Fairy Tale, Stephen King (2022). I love Stephen King. I love long books. This one felt very much like two different books and the set up felt way too long. Overall, I enjoyed this, but felt it could have benefitted by some trimming, especially up front. I need to remember this and apply it to myself.
The Warehouse, Rob Hart (2019). Very well done. The best dystopian fiction (for me) is that which seems really possible, and this does.
Heat 2, Meg Gardiner and Michael Mann (2022). Written sequel to a great movie from the 90s, a literary thriller. It’s always odd when you find yourself rooting for the bad guys. Also: it was really hard not to see Val Kilmer, Al Pacino and Robert De Niro in my head here.
Sea of Tranquility, Emily St. John Mandel (2022). Lovely writing, and full of interesting ideas.
It Can’t Happen Here, Sinclair Lewis (1935). Heavy-handed and a slog to get into at first, but it picked up as it went along. Amazing how the fascist playbook hasn’t changed.
*The Girl Who Loved Tom Gordon, Stephen King (1999). A re-read, but I first read it so long ago (I’d say, hmm, 24 years ago) that I really didn’t remember it. An under-appreciated gem about a 9-year-old girl lost in the woods. Shockingly compact (224 pages) for King.
The Things They Carried, Tim O’Brien (1990). One of those books heavily recommended to writers that I finally got to read. Strong voice, powerful stories about young men experiencing the horror that is war. What I can’t figure out: why the hell was this shelved in the Youth section of my library???
Moby Dick, Herman Melville (1851). Not the leviathan, 635-page original, but a 1949, Washington Square Press edition that cut out 30 or so chapters and 300 or so pages. This is one of those books that has a fearsome reputation. On reading it, I found it quite entertaining (mostly) and, in many ways, surprisingly progressive. Also, now I know where Star Trek’s Khan cribbed the line, “From Hell’s heart, I stab at thee” from.
The Tattooist of Auschwitz, Heather Morris (2018). Inspiring story of love and survival, set in hell on earth. Based on a true story, and causing me to once again ask, “Why are Nazis still a thing?”

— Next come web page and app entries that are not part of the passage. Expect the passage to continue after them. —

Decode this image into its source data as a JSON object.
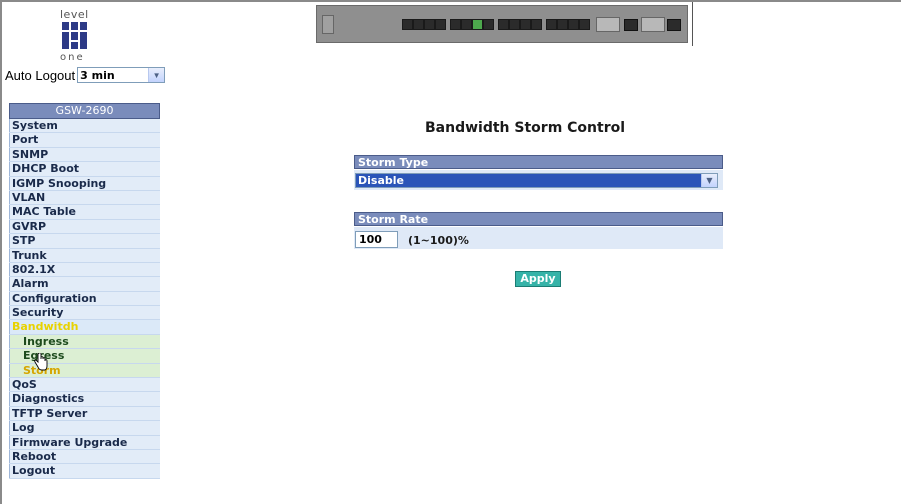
{
  "logo": {
    "brand_top": "level",
    "brand_bottom": "one"
  },
  "autologout": {
    "label": "Auto Logout",
    "value": "3 min"
  },
  "sidebar": {
    "title": "GSW-2690",
    "items": [
      {
        "label": "System"
      },
      {
        "label": "Port"
      },
      {
        "label": "SNMP"
      },
      {
        "label": "DHCP Boot"
      },
      {
        "label": "IGMP Snooping"
      },
      {
        "label": "VLAN"
      },
      {
        "label": "MAC Table"
      },
      {
        "label": "GVRP"
      },
      {
        "label": "STP"
      },
      {
        "label": "Trunk"
      },
      {
        "label": "802.1X"
      },
      {
        "label": "Alarm"
      },
      {
        "label": "Configuration"
      },
      {
        "label": "Security"
      },
      {
        "label": "Bandwitdh"
      },
      {
        "label": "Ingress"
      },
      {
        "label": "Egress"
      },
      {
        "label": "Storm"
      },
      {
        "label": "QoS"
      },
      {
        "label": "Diagnostics"
      },
      {
        "label": "TFTP Server"
      },
      {
        "label": "Log"
      },
      {
        "label": "Firmware Upgrade"
      },
      {
        "label": "Reboot"
      },
      {
        "label": "Logout"
      }
    ]
  },
  "main": {
    "title": "Bandwidth Storm Control",
    "storm_type": {
      "header": "Storm Type",
      "value": "Disable"
    },
    "storm_rate": {
      "header": "Storm Rate",
      "value": "100",
      "hint": "(1~100)%"
    },
    "apply_label": "Apply"
  },
  "colors": {
    "header_bg": "#7a8cbb",
    "menu_bg": "#e2ecf8",
    "submenu_bg": "#dcefd3",
    "apply_bg": "#36b3a8",
    "select_bg": "#2a54b8"
  }
}
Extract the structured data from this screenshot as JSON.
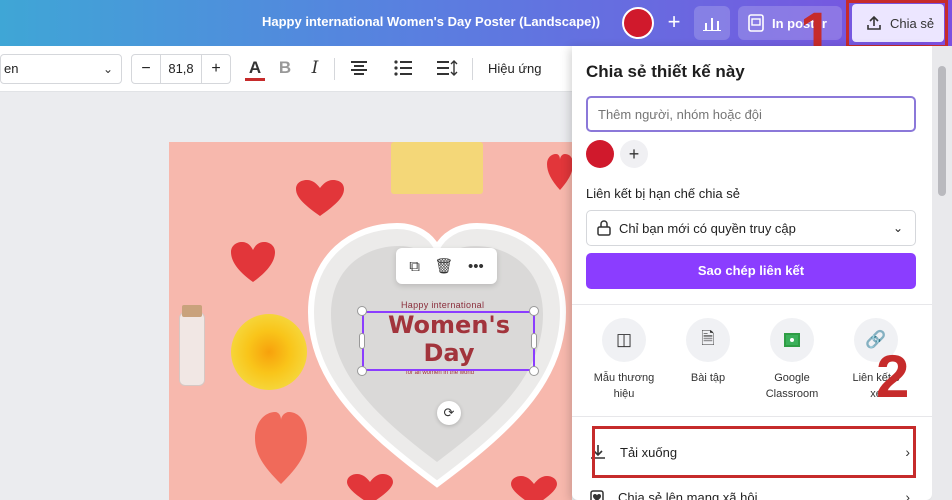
{
  "header": {
    "doc_title": "Happy international Women's  Day Poster (Landscape))",
    "print_label": "In poster",
    "share_label": "Chia sẻ",
    "gradient_start": "#3fa6d6",
    "gradient_end": "#7c4fe0"
  },
  "toolbar": {
    "font_name": "en",
    "font_size": "81,8",
    "effects_label": "Hiệu ứng",
    "text_color": "#c62b2b"
  },
  "canvas": {
    "background": "#f7b8ad",
    "title_small": "Happy international",
    "title_big_line1": "Women's",
    "title_big_line2": "Day",
    "title_tiny": "for all women in the world"
  },
  "share_panel": {
    "title": "Chia sẻ thiết kế này",
    "input_placeholder": "Thêm người, nhóm hoặc đội",
    "link_section_label": "Liên kết bị hạn chế chia sẻ",
    "access_option": "Chỉ bạn mới có quyền truy cập",
    "copy_link_button": "Sao chép liên kết",
    "options": [
      {
        "label_line1": "Mẫu thương",
        "label_line2": "hiệu",
        "icon": "template-icon"
      },
      {
        "label_line1": "Bài tập",
        "label_line2": "",
        "icon": "document-icon"
      },
      {
        "label_line1": "Google",
        "label_line2": "Classroom",
        "icon": "classroom-icon"
      },
      {
        "label_line1": "Liên kết c",
        "label_line2": "xe",
        "icon": "link-icon"
      }
    ],
    "download_label": "Tải xuống",
    "social_label": "Chia sẻ lên mạng xã hội",
    "accent": "#8b3dff"
  },
  "annotations": {
    "step1": "1",
    "step2": "2",
    "highlight_color": "#c62b2b"
  }
}
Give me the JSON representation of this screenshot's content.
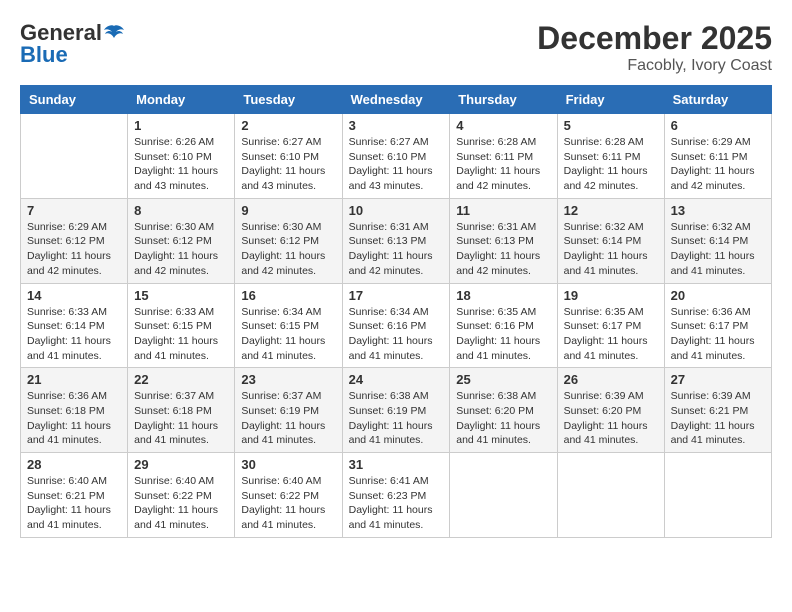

So, there’s the list so far. I’ve already started on the next round. Have you read any of these? What did you think? Got any recommendations for me?